Abstract

Most current business and management programs tend to incorporate aspects and trends associated with cross-cultural management into their curriculum. However, there is considerable variation in content and in approach. In today’s global economy, there is little debate among scholars and professionals concerning the increasing role of the ‘global manager’; one that deals with different individuals, workgroups and employees, having diverse cultural backgrounds. Hence, awareness of cultural variations in group dynamics becomes a necessity for successful managers. This paper reviews recent studies of cross-cultural management, and emphasizes the need to avoid the stereotyping of nationalities on the mere basis of nation-wide cultural studies.
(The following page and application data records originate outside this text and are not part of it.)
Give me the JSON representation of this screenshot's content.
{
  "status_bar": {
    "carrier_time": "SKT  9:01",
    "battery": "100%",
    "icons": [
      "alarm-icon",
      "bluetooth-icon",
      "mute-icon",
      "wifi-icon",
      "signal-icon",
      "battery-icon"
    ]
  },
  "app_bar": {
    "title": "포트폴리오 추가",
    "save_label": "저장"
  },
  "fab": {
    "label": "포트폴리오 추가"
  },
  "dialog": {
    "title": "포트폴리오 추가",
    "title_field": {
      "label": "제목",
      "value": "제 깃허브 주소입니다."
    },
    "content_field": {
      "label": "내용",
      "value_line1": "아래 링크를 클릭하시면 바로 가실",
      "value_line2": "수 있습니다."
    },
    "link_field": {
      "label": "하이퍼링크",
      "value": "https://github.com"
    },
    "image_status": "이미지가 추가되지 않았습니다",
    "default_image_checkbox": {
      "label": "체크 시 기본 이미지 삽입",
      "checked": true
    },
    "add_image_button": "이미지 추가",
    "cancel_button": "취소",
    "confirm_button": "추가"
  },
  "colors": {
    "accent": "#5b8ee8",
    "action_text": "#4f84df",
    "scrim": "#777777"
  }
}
While these studies provide excellent introductions, business reality and particularly the influences of the business environment tend to be considerably stronger than the cultural heritage itself. Furthermore, views indicating fairly static cultural heritage may be misleading, as illustrated by the example of the GLOBE studies in Hungary. In light of these complexities, we provide guidelines based on our practice for incorporating business simulations in graduate as well as undergraduate cross-cultural management courses. The paper is targeting both graduate and undergraduate educators and program developers, and discusses both theoretical and practical approaches.